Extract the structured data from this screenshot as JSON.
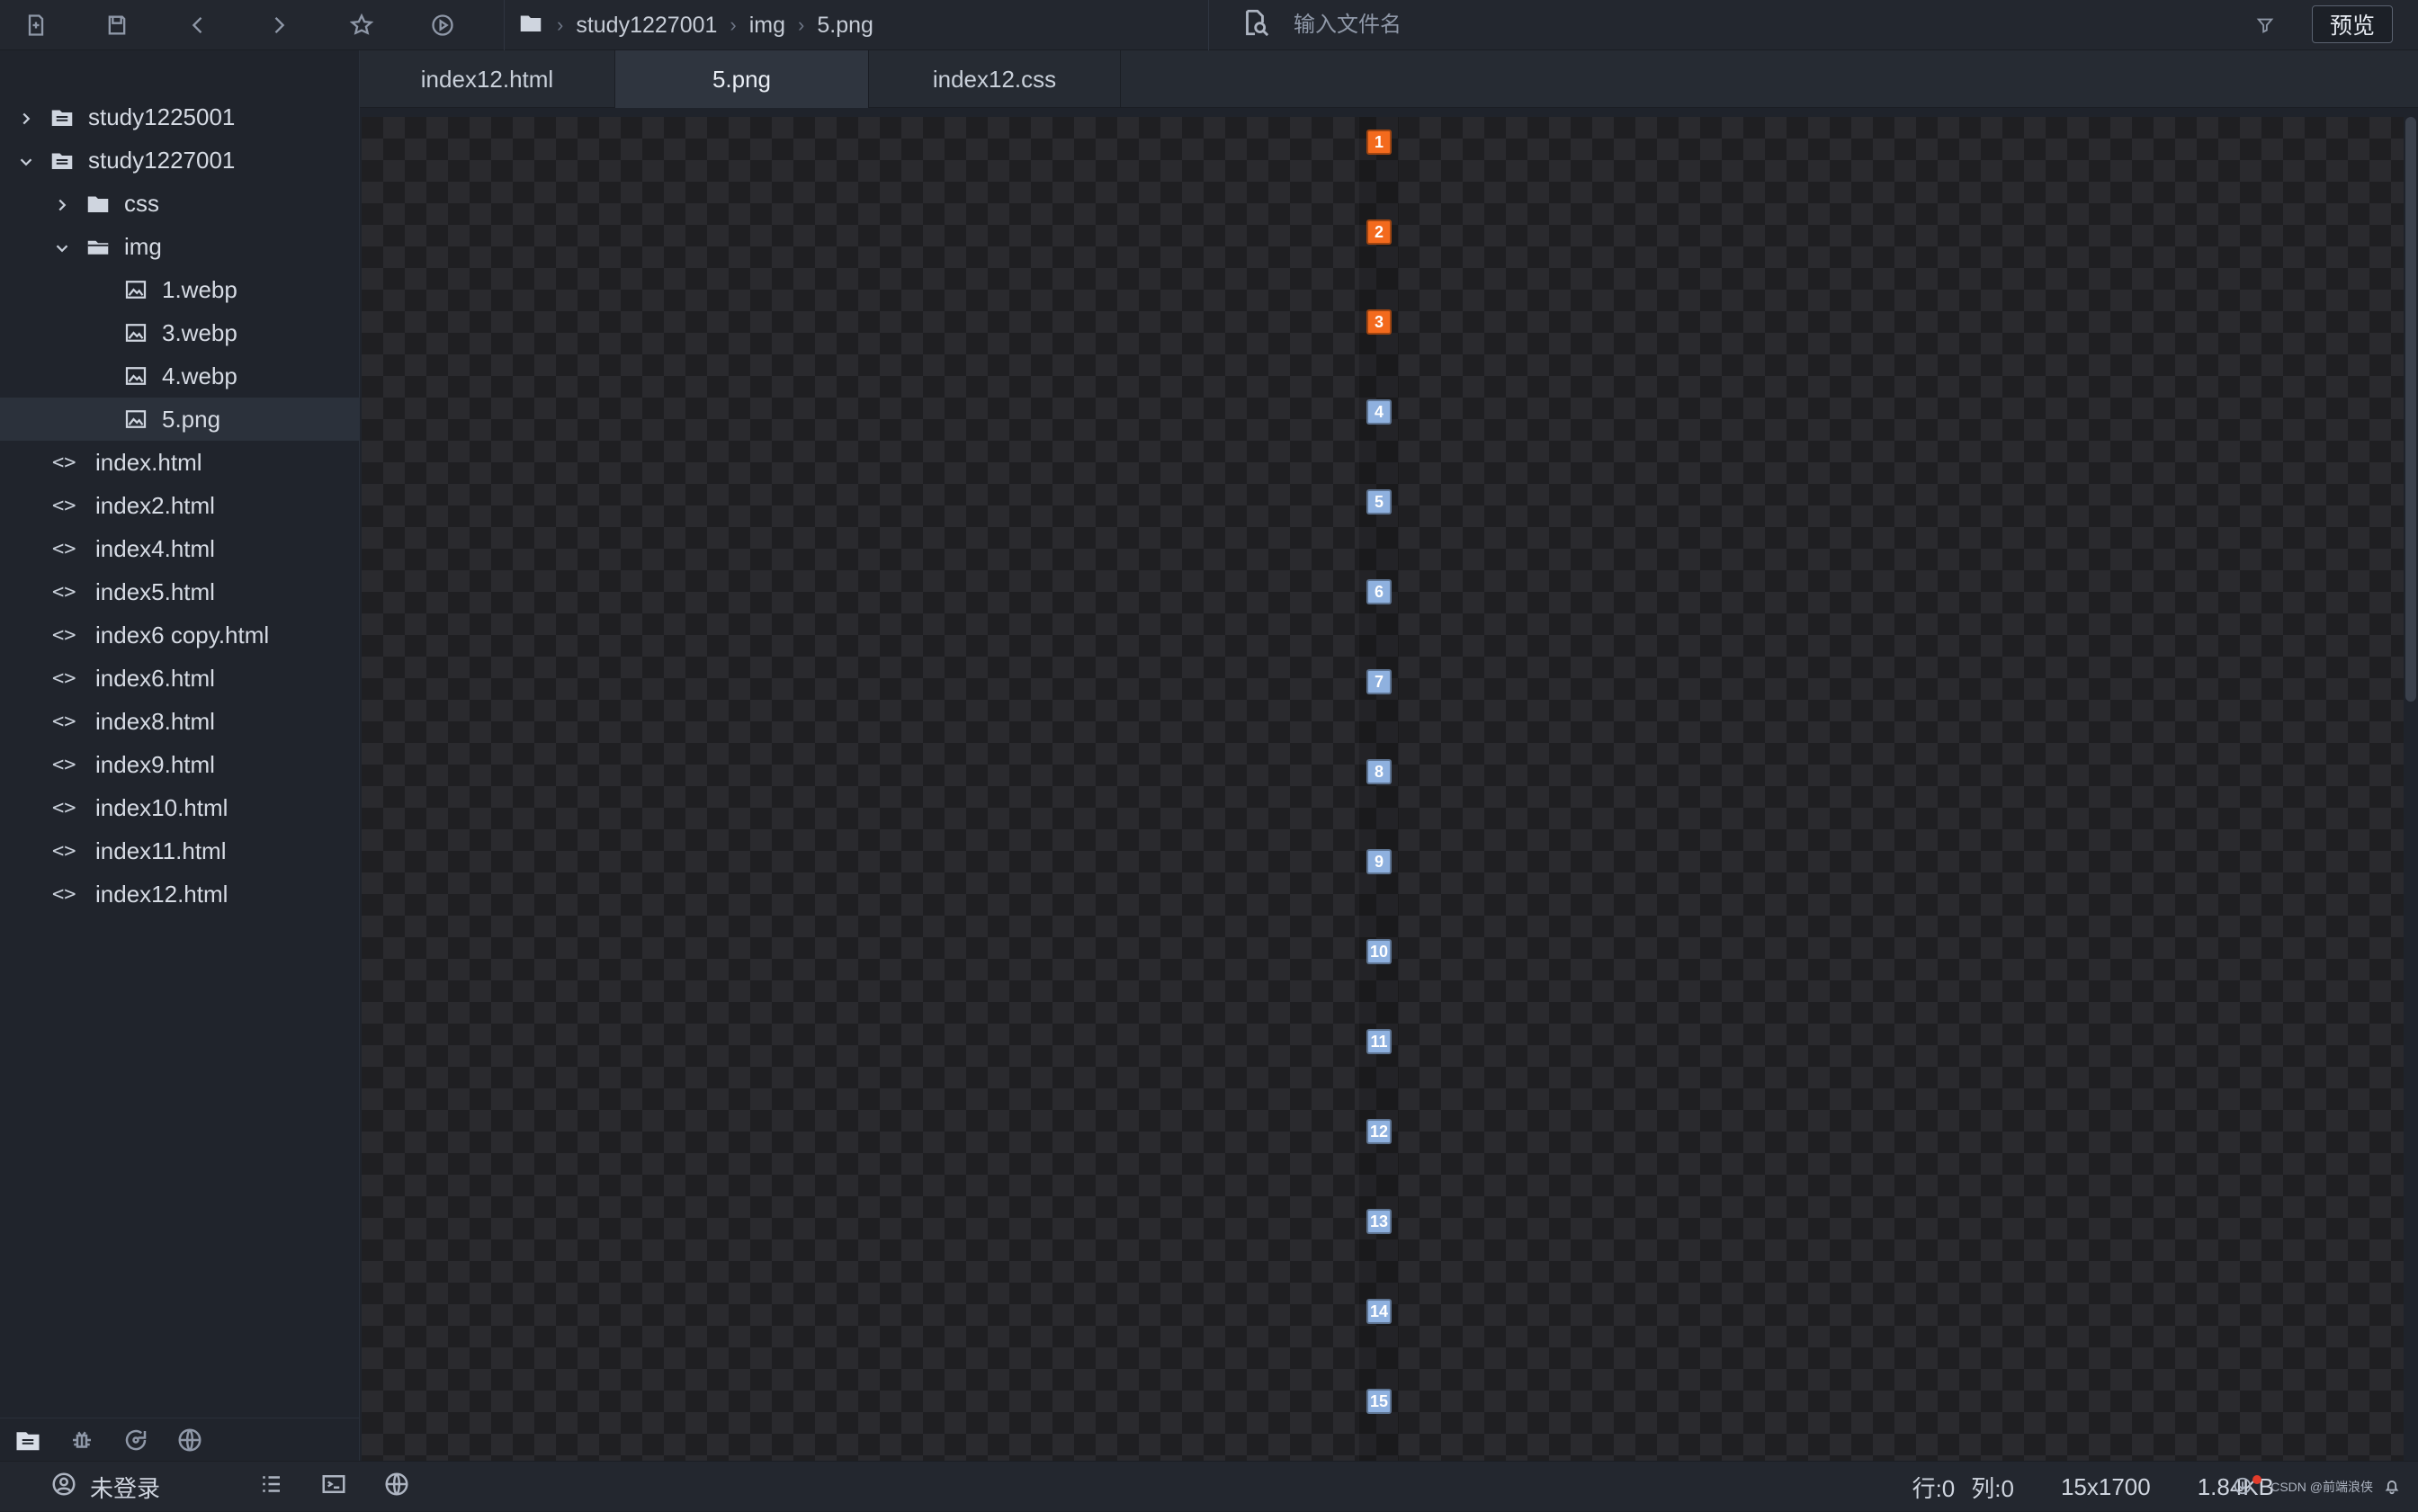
{
  "breadcrumb": {
    "items": [
      "study1227001",
      "img",
      "5.png"
    ]
  },
  "search": {
    "placeholder": "输入文件名"
  },
  "toolbar": {
    "preview_label": "预览"
  },
  "file_tree": {
    "items": [
      {
        "label": "study1225001"
      },
      {
        "label": "study1227001"
      },
      {
        "label": "css"
      },
      {
        "label": "img"
      },
      {
        "label": "1.webp"
      },
      {
        "label": "3.webp"
      },
      {
        "label": "4.webp"
      },
      {
        "label": "5.png"
      },
      {
        "label": "index.html"
      },
      {
        "label": "index2.html"
      },
      {
        "label": "index4.html"
      },
      {
        "label": "index5.html"
      },
      {
        "label": "index6 copy.html"
      },
      {
        "label": "index6.html"
      },
      {
        "label": "index8.html"
      },
      {
        "label": "index9.html"
      },
      {
        "label": "index10.html"
      },
      {
        "label": "index11.html"
      },
      {
        "label": "index12.html"
      }
    ]
  },
  "tabs": [
    {
      "label": "index12.html"
    },
    {
      "label": "5.png"
    },
    {
      "label": "index12.css"
    }
  ],
  "sprite": {
    "numbers": [
      "1",
      "2",
      "3",
      "4",
      "5",
      "6",
      "7",
      "8",
      "9",
      "10",
      "11",
      "12",
      "13",
      "14",
      "15"
    ]
  },
  "status": {
    "user_label": "未登录",
    "line_label": "行:0",
    "col_label": "列:0",
    "image_size": "15x1700",
    "file_size": "1.84KB",
    "watermark": "CSDN @前端浪侠"
  },
  "colors": {
    "orange": "#f36a1d",
    "blue": "#8fb1df"
  }
}
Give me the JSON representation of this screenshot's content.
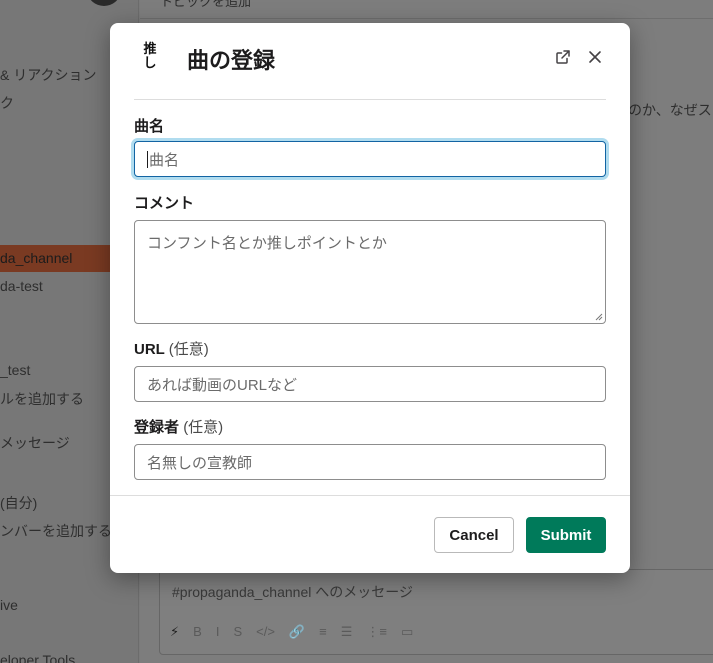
{
  "background": {
    "top_text": "トピックを追加",
    "sidebar_items": [
      "& リアクション",
      "ク",
      "da_channel",
      "da-test",
      "_test",
      "ルを追加する",
      "メッセージ",
      "(自分)",
      "ンバーを追加する",
      "ive",
      "eloper Tools"
    ],
    "message_snippet": "のか、なぜス",
    "composer_placeholder": "#propaganda_channel へのメッセージ",
    "toolbar_icons": [
      "lightning-icon",
      "bold-icon",
      "italic-icon",
      "strikethrough-icon",
      "code-icon",
      "link-icon",
      "ordered-list-icon",
      "bulleted-list-icon",
      "blockquote-icon",
      "code-block-icon"
    ],
    "toolbar_glyphs": [
      "⚡",
      "B",
      "I",
      "S",
      "</>",
      "🔗",
      "≡",
      "☰",
      "⋮≡",
      "▭"
    ]
  },
  "modal": {
    "logo_lines": [
      "推",
      "し"
    ],
    "title": "曲の登録",
    "fields": {
      "song": {
        "label": "曲名",
        "placeholder": "曲名"
      },
      "comment": {
        "label": "コメント",
        "placeholder": "コンフント名とか推しポイントとか"
      },
      "url": {
        "label": "URL",
        "optional": "(任意)",
        "placeholder": "あれば動画のURLなど"
      },
      "registrant": {
        "label": "登録者",
        "optional": "(任意)",
        "placeholder": "名無しの宣教師"
      }
    },
    "buttons": {
      "cancel": "Cancel",
      "submit": "Submit"
    }
  },
  "colors": {
    "submit_bg": "#007a5a",
    "focus_border": "#1264a3",
    "selected_channel_bg": "#7a3a22"
  }
}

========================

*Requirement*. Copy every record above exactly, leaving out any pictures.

*Answer space*.
Extract the structured data from this screenshot as JSON.
{
  "breadcrumb": {
    "items": [
      "study1227001",
      "img",
      "5.png"
    ]
  },
  "search": {
    "placeholder": "输入文件名"
  },
  "toolbar": {
    "preview_label": "预览"
  },
  "file_tree": {
    "items": [
      {
        "label": "study1225001"
      },
      {
        "label": "study1227001"
      },
      {
        "label": "css"
      },
      {
        "label": "img"
      },
      {
        "label": "1.webp"
      },
      {
        "label": "3.webp"
      },
      {
        "label": "4.webp"
      },
      {
        "label": "5.png"
      },
      {
        "label": "index.html"
      },
      {
        "label": "index2.html"
      },
      {
        "label": "index4.html"
      },
      {
        "label": "index5.html"
      },
      {
        "label": "index6 copy.html"
      },
      {
        "label": "index6.html"
      },
      {
        "label": "index8.html"
      },
      {
        "label": "index9.html"
      },
      {
        "label": "index10.html"
      },
      {
        "label": "index11.html"
      },
      {
        "label": "index12.html"
      }
    ]
  },
  "tabs": [
    {
      "label": "index12.html"
    },
    {
      "label": "5.png"
    },
    {
      "label": "index12.css"
    }
  ],
  "sprite": {
    "numbers": [
      "1",
      "2",
      "3",
      "4",
      "5",
      "6",
      "7",
      "8",
      "9",
      "10",
      "11",
      "12",
      "13",
      "14",
      "15"
    ]
  },
  "status": {
    "user_label": "未登录",
    "line_label": "行:0",
    "col_label": "列:0",
    "image_size": "15x1700",
    "file_size": "1.84KB",
    "watermark": "CSDN @前端浪侠"
  },
  "colors": {
    "orange": "#f36a1d",
    "blue": "#8fb1df"
  }
}
Give me the JSON representation of this screenshot's content.
{
  "background": {
    "top_text": "トピックを追加",
    "sidebar_items": [
      "& リアクション",
      "ク",
      "da_channel",
      "da-test",
      "_test",
      "ルを追加する",
      "メッセージ",
      "(自分)",
      "ンバーを追加する",
      "ive",
      "eloper Tools"
    ],
    "message_snippet": "のか、なぜス",
    "composer_placeholder": "#propaganda_channel へのメッセージ",
    "toolbar_icons": [
      "lightning-icon",
      "bold-icon",
      "italic-icon",
      "strikethrough-icon",
      "code-icon",
      "link-icon",
      "ordered-list-icon",
      "bulleted-list-icon",
      "blockquote-icon",
      "code-block-icon"
    ],
    "toolbar_glyphs": [
      "⚡",
      "B",
      "I",
      "S",
      "</>",
      "🔗",
      "≡",
      "☰",
      "⋮≡",
      "▭"
    ]
  },
  "modal": {
    "logo_lines": [
      "推",
      "し"
    ],
    "title": "曲の登録",
    "fields": {
      "song": {
        "label": "曲名",
        "placeholder": "曲名"
      },
      "comment": {
        "label": "コメント",
        "placeholder": "コンフント名とか推しポイントとか"
      },
      "url": {
        "label": "URL",
        "optional": "(任意)",
        "placeholder": "あれば動画のURLなど"
      },
      "registrant": {
        "label": "登録者",
        "optional": "(任意)",
        "placeholder": "名無しの宣教師"
      }
    },
    "buttons": {
      "cancel": "Cancel",
      "submit": "Submit"
    }
  },
  "colors": {
    "submit_bg": "#007a5a",
    "focus_border": "#1264a3",
    "selected_channel_bg": "#7a3a22"
  }
}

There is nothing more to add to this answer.